TASK DETAILS
Lines with "structure": pull these out of the listing below.

DATA SHOWN
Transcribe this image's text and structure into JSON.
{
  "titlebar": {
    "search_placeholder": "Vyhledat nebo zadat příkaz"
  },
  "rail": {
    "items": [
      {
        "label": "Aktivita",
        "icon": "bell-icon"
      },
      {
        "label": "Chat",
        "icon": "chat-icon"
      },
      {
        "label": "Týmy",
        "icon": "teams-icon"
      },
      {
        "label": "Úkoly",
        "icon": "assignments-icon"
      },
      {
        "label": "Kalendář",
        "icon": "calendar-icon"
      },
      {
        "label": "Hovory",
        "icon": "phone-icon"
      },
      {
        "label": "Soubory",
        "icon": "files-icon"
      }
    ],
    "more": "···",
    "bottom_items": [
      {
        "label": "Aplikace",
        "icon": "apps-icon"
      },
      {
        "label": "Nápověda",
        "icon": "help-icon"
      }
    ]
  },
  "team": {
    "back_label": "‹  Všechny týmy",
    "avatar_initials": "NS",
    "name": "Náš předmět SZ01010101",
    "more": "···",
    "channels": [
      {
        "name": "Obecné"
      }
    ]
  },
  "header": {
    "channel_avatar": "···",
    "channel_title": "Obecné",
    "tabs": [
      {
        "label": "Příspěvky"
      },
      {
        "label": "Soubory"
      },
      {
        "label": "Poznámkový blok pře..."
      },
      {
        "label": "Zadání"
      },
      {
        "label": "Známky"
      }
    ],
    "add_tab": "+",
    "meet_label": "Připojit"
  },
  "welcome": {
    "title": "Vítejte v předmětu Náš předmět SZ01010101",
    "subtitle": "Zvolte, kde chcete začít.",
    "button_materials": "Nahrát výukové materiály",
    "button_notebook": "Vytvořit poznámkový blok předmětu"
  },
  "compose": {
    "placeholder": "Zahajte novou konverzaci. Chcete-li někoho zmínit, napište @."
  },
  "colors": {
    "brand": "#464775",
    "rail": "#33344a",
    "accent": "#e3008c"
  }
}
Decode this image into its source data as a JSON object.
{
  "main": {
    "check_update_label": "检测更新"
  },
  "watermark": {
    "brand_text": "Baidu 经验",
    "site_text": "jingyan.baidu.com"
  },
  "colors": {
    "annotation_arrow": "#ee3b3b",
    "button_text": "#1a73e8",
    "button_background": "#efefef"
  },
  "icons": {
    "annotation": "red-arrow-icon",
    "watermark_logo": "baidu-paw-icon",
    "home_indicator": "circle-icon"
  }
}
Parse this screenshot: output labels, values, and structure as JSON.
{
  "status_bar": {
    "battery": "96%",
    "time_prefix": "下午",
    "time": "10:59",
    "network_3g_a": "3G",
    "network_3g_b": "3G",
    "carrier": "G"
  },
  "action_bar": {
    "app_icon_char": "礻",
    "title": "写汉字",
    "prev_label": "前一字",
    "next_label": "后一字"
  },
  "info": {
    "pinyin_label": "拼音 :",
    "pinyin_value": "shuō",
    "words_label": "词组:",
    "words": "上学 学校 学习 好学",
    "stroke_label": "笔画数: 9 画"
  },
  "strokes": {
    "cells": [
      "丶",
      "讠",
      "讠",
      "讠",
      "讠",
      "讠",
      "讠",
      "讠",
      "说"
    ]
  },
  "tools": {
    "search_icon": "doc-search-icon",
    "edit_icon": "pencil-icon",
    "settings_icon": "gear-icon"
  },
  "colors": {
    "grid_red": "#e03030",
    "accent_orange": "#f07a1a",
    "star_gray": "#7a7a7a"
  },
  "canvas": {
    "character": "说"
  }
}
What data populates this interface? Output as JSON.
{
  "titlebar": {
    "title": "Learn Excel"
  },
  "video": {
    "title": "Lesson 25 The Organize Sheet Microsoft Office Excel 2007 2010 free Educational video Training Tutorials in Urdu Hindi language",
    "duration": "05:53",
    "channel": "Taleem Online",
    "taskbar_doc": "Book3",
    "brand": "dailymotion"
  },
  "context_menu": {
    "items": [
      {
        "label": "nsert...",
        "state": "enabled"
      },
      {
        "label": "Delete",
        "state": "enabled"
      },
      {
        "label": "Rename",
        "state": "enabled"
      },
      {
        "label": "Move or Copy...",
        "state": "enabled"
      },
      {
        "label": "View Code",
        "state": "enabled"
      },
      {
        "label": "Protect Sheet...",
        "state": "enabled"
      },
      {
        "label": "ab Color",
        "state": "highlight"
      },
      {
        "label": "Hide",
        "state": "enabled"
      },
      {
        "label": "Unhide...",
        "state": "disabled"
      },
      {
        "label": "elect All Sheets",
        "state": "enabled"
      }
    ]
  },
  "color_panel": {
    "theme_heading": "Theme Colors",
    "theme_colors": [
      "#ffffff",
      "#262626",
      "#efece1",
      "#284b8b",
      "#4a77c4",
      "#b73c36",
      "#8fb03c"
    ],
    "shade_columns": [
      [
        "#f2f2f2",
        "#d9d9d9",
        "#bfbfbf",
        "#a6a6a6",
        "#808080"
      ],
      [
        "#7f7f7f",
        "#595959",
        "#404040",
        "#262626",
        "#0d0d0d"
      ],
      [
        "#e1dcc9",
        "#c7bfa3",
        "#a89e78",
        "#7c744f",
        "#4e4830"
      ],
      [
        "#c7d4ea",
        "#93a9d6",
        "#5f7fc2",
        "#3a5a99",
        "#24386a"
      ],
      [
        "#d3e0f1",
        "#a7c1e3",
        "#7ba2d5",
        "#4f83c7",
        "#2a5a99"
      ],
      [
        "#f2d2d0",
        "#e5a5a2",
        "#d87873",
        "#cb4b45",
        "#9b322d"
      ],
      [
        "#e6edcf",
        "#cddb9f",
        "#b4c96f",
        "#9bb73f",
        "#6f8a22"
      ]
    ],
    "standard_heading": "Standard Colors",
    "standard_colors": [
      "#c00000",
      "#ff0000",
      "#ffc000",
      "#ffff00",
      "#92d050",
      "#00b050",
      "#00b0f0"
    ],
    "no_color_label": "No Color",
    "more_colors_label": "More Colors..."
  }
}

RESPONSE AREA
Transcribe this image's text and structure into JSON.
Parse this screenshot: output labels, values, and structure as JSON.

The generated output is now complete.